During the 1970s, ’80s and ’90s, about the only small-town Arizona high school football team to wear black uniforms was the Round Valley Elks.
They wore it because black was one of the school colors.
I have to admit, the sight of coach Tot Workman’s Elks charging onto the field in their all-black uniforms was intimidating, but I think it was more because his teams were so dang dominating.
Most recently, other schools have chosen black uniforms, including the Payson High School football team.
Former PHS coach Byron Quinlan and I had a friendly disagreement on using the color, which he seemed to favor.
My argument was that purple and gold were school colors and that tradition should be maintained, especially when uniforms were concerned.
Byron was one of my former students and players and I love him to death, but I realized he was the head coach and the decision of what colors to wear was his alone.
To me, black often is associated with grief and sadness. Psychologist David Fontana once wrote, “Black is the symbol of death, sorrow and the underworld.”
But there are teams who look to create a subliminal effect on opponents by using black, which can be interpreted as a symbol for bravado.
Black also gives the illusion of speed, especially in fast-paced sports like football.
Watching the Arizona State University Sun Devils win this year, especially the Territorial Cup victory over Arizona, was a real thrill for this ASU alum.
But in some games, the team’s choice of solid black or partly black uniforms rather than the traditional maroon and gold sometimes bothered me.
I’ve been told I’m just and old fogie set in my ways and pretty much agreed with the assessment until I received e-mails from Rob and Tim Peterson — twin brothers who were starters on Arizona State’s 1975 football team that finished 12-0 and beat Nebraska in the Fiesta Bowl.
Tim wrote, “The University of Arizona may have lost the game this year, but they can claim honor. The Wildcats wore their colors and deserve credit … for doing so. They protected their pride. Where ASU slapdash … and chose to wear “Black” identifying with commercial exploitation. Think about this for a moment: could we identify with our nation if Nike and others sold the concept to change our nation’s colors? Would we accept it? Are we degrading our distinguished tradition stitch by stitch?”
He concludes by asking, “Let’s be proud of our colors, the Maroon, the Gold, our tradition and demonstrate our allegiance to Arizona State University.”
His brother Rob, agrees, “I think he has a point about keeping with tradition… Let’s bring home our colors and bring home a national championship in 2013.”

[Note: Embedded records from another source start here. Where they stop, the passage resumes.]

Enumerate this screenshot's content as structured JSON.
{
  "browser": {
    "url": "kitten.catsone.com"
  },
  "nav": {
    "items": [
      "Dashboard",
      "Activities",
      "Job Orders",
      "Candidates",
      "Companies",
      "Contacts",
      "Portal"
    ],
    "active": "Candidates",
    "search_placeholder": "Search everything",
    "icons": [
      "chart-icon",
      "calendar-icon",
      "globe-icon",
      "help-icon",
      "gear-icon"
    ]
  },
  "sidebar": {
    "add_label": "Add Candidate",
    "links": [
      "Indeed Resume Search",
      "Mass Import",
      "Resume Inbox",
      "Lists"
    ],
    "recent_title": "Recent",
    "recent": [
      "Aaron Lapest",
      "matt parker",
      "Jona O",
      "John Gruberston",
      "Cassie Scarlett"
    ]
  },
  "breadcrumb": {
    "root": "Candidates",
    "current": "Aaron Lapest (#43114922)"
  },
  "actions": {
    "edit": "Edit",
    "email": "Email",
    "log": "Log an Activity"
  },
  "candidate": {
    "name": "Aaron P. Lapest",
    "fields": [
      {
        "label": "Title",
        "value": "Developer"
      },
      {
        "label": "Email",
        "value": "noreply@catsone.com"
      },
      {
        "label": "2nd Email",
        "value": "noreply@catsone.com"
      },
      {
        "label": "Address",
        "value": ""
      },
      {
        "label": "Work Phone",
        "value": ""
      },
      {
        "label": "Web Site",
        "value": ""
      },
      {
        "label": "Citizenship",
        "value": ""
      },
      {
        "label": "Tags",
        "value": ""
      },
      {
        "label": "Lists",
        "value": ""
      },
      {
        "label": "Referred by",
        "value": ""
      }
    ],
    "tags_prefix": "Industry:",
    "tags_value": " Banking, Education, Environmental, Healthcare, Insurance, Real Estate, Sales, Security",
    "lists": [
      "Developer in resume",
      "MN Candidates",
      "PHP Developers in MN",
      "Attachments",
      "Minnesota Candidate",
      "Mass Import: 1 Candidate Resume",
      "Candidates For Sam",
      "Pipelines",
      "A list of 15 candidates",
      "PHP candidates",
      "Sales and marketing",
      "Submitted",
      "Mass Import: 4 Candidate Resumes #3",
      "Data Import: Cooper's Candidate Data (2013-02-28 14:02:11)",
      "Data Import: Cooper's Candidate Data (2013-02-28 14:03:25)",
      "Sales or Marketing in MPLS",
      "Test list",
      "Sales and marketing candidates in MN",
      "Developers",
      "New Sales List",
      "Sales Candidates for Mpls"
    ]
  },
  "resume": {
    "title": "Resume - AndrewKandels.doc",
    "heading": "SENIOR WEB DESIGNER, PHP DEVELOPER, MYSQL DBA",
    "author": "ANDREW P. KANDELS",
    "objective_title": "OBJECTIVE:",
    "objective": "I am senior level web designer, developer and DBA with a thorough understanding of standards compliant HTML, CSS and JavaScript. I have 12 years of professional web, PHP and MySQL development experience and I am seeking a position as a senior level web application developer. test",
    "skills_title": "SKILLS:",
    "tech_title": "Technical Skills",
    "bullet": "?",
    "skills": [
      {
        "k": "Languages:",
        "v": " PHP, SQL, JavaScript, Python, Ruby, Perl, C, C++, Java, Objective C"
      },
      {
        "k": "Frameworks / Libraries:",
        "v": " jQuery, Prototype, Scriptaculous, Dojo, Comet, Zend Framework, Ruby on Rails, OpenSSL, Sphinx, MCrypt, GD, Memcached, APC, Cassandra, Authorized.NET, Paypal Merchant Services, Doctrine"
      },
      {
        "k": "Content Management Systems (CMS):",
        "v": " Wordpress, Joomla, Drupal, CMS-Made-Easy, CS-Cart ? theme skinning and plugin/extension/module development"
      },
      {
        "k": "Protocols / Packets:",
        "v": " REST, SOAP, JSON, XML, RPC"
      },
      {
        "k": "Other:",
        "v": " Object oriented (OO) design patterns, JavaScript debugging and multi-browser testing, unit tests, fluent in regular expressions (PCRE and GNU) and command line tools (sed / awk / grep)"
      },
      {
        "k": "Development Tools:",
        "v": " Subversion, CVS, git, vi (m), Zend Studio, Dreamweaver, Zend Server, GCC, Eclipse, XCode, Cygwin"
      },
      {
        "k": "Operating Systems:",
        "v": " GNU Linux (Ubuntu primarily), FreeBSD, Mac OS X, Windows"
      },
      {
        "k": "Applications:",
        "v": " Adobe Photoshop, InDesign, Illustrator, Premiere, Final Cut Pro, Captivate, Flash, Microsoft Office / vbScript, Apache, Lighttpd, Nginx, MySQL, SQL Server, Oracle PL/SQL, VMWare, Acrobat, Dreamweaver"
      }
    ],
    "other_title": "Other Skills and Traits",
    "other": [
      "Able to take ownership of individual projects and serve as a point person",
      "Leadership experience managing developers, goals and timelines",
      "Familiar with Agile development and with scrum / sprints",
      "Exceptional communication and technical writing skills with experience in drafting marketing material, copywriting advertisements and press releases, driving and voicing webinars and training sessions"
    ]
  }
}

Okay, maybe I’m not such an old fogie after all. The Petersons are younger than I, and they’re in favor of retaining traditional school colors.

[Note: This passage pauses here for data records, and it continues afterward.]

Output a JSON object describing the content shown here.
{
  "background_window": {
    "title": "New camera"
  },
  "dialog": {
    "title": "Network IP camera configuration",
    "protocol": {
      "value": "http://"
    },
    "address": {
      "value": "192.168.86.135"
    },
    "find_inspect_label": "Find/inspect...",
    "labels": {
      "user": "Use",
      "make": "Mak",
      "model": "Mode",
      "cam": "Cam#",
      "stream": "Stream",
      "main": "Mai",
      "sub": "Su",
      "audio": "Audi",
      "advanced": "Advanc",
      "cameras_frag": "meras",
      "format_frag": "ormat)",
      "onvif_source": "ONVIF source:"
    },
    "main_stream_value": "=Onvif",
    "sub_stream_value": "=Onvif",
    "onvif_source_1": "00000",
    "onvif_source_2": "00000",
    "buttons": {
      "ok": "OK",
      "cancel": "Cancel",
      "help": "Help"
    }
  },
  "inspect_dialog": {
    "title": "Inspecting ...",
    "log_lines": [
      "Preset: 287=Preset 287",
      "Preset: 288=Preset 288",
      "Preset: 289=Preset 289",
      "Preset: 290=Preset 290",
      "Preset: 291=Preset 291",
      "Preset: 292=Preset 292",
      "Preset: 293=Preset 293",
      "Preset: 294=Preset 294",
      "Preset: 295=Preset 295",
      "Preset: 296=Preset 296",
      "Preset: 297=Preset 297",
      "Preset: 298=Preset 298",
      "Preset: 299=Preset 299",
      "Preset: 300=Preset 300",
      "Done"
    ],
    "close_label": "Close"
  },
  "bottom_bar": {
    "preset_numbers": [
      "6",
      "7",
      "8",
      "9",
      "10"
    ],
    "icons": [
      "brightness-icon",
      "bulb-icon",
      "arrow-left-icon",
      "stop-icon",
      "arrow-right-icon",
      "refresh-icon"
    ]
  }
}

Due to a problem on an online reporting site, the score of the Lady Longhorns vs. Globe game on Nov. 20 was reported incorrectly as 51-0. The final tally was actually 51-26, PHS coach Jen White said.